▸ Exercise requirements
For each line in the data below that has the word "status", copy that line.

*** Records for this exercise ***

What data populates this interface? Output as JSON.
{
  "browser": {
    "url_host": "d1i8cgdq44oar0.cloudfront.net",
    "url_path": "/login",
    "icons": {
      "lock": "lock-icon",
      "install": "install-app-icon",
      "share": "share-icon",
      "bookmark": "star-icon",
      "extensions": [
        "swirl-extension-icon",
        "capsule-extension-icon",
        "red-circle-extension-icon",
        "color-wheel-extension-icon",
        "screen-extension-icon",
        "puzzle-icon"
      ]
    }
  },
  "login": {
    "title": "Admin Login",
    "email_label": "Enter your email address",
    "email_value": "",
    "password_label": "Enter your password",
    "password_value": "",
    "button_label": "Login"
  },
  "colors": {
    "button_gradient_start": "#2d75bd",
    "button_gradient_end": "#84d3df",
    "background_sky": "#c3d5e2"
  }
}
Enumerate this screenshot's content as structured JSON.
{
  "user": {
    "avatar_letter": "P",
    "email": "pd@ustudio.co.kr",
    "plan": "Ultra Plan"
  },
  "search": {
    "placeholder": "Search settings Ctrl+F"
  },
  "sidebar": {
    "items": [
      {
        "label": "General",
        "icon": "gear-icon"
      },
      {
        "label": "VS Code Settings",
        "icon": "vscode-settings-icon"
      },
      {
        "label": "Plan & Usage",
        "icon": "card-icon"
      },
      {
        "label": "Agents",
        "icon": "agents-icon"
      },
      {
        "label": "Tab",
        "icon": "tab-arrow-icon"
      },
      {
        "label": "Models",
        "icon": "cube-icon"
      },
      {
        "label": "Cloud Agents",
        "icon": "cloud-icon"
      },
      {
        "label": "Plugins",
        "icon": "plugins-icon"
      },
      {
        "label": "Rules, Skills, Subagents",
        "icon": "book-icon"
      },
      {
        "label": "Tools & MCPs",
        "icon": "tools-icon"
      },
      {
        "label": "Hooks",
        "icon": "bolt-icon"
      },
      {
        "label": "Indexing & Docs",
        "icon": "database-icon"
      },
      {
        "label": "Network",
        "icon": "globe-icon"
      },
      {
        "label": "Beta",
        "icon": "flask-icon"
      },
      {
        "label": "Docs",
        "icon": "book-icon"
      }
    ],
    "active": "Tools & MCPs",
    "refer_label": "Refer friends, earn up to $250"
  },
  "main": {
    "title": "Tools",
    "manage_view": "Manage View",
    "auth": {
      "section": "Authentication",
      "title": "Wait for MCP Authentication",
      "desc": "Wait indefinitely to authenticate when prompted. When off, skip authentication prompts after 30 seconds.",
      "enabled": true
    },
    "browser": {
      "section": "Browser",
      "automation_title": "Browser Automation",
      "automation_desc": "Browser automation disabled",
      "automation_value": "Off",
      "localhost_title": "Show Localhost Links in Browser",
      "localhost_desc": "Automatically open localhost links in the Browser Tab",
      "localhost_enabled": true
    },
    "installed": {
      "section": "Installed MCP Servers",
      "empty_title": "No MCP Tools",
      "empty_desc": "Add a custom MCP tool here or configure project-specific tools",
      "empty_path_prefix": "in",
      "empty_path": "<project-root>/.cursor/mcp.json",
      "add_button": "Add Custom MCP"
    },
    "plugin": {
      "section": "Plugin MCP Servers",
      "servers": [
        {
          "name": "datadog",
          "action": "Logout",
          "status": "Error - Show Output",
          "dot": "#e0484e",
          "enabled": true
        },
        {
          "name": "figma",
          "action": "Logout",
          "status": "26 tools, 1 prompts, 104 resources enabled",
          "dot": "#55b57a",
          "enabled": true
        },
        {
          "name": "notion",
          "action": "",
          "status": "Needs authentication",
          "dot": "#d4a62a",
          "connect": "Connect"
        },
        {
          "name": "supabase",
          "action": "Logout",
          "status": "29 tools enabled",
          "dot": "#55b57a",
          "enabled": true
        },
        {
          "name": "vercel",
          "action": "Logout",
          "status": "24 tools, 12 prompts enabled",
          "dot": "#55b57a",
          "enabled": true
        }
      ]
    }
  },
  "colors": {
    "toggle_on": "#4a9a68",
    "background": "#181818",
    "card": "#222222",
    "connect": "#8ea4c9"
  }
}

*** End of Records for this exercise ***
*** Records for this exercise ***

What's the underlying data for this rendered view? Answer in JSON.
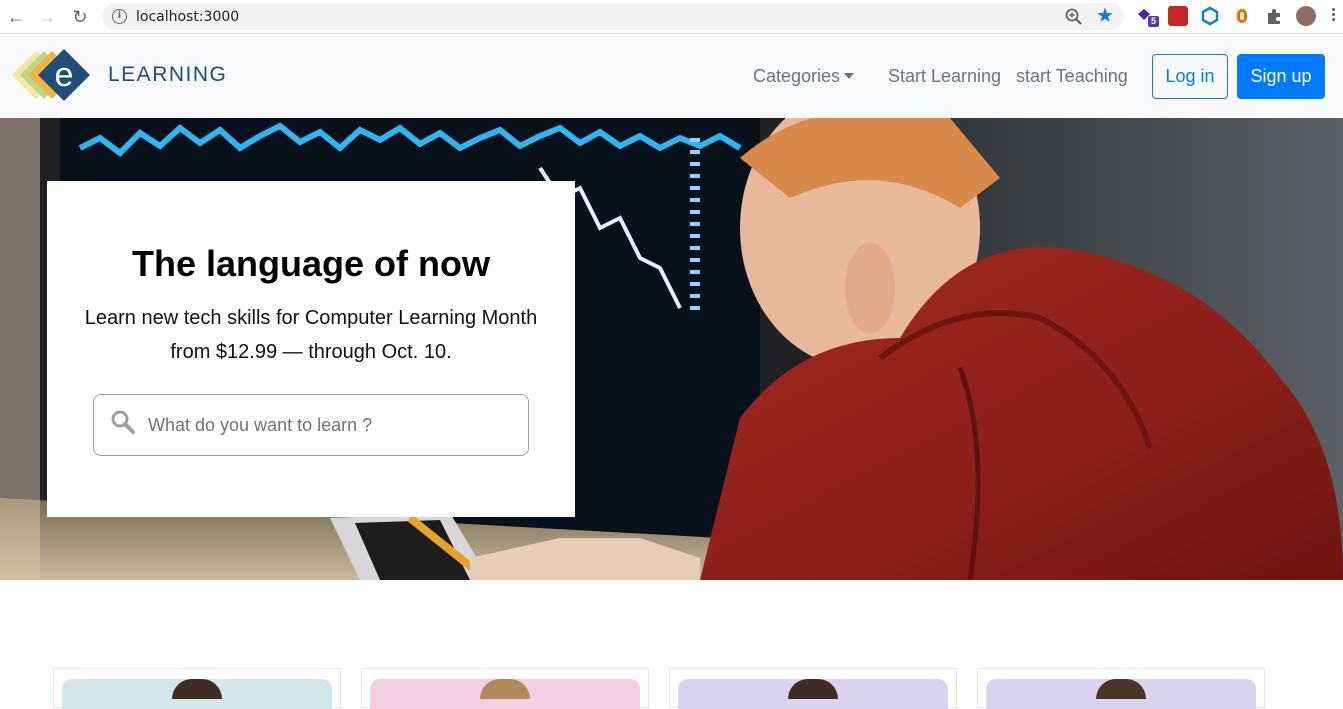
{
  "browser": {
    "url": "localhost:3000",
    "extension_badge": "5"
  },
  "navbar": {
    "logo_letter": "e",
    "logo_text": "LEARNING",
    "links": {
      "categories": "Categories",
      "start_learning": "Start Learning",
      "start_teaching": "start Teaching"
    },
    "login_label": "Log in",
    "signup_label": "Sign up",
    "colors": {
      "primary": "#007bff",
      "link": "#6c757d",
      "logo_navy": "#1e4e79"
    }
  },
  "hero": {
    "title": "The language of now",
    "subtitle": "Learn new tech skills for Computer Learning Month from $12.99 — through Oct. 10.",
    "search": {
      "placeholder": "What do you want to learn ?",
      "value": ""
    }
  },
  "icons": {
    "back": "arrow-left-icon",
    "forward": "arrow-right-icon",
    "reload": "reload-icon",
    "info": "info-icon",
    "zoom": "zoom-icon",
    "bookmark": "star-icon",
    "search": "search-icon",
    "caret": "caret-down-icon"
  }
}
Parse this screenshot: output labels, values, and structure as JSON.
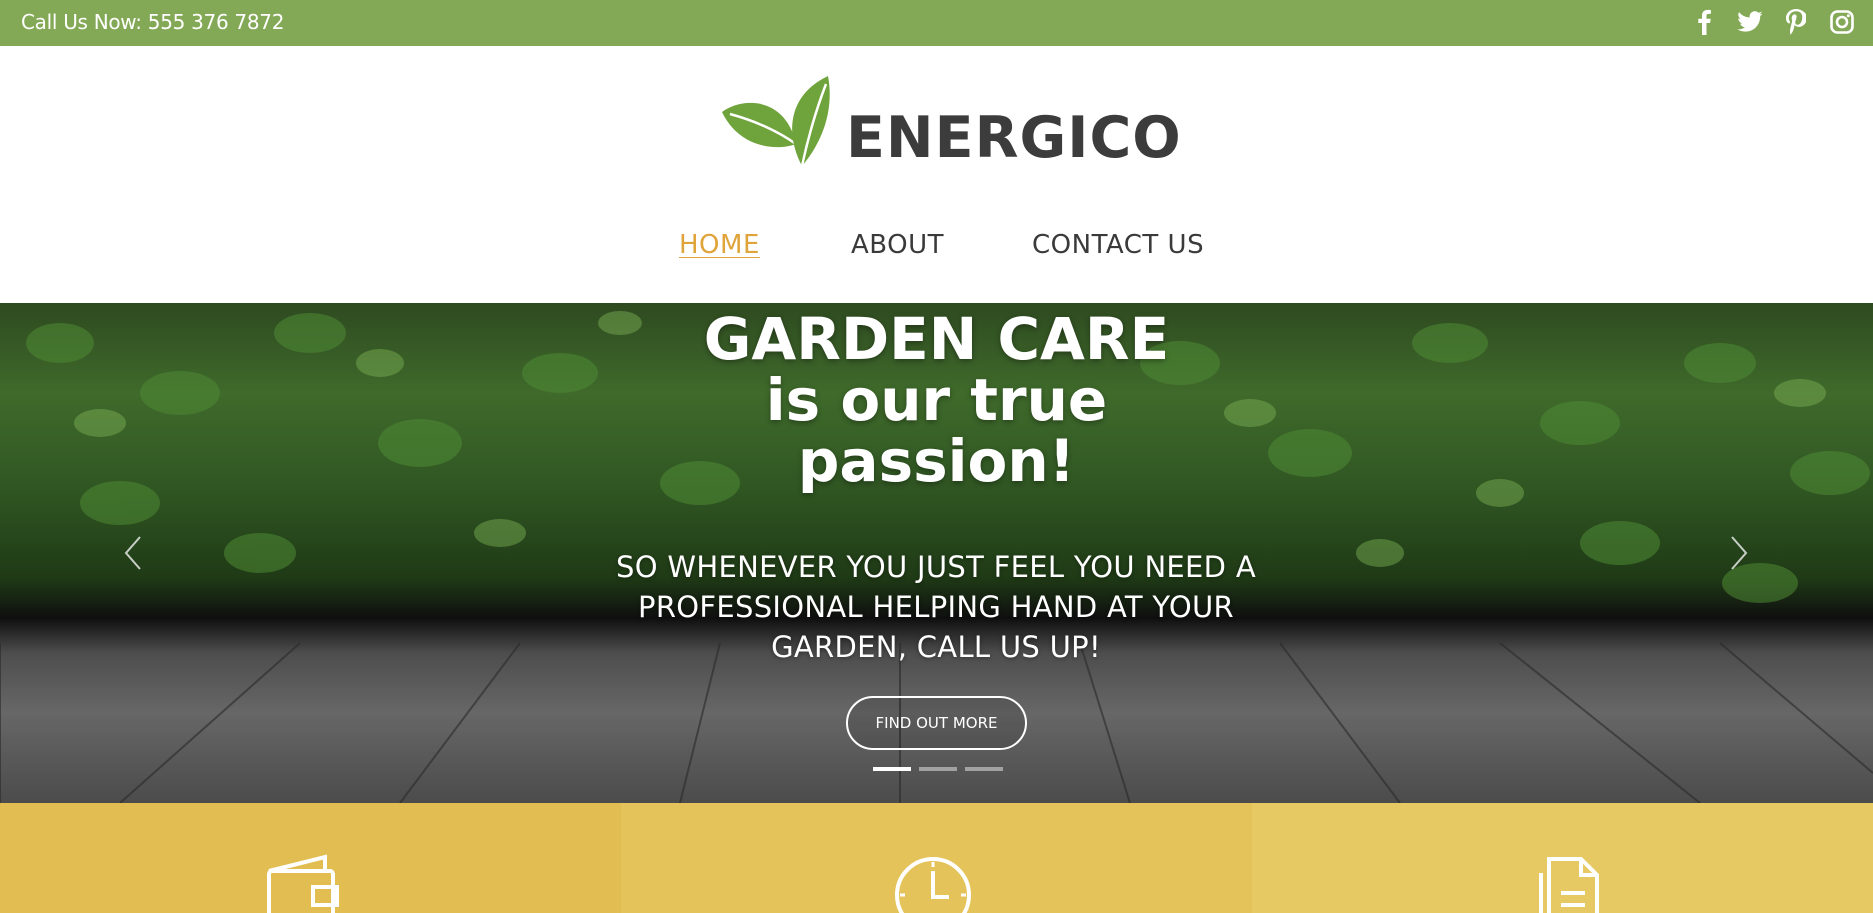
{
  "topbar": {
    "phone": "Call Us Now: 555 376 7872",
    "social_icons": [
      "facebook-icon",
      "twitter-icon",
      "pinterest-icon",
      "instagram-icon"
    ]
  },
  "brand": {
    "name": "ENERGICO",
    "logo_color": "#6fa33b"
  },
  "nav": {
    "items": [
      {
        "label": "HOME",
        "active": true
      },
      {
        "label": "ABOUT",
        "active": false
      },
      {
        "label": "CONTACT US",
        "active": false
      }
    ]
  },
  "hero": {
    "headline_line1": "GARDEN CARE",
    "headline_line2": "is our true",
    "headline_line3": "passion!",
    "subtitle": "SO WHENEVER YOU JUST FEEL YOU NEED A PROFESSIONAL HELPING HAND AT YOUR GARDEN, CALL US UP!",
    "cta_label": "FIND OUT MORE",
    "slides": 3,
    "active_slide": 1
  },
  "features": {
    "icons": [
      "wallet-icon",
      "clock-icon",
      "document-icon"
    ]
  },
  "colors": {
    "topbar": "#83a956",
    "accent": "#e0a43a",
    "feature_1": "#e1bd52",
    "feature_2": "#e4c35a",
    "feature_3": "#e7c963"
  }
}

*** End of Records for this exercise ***

▸ Answer to this exercise
          "status": "Error - Show Output",
          "status": "26 tools, 1 prompts, 104 resources enabled",
          "status": "Needs authentication",
          "status": "29 tools enabled",
          "status": "24 tools, 12 prompts enabled",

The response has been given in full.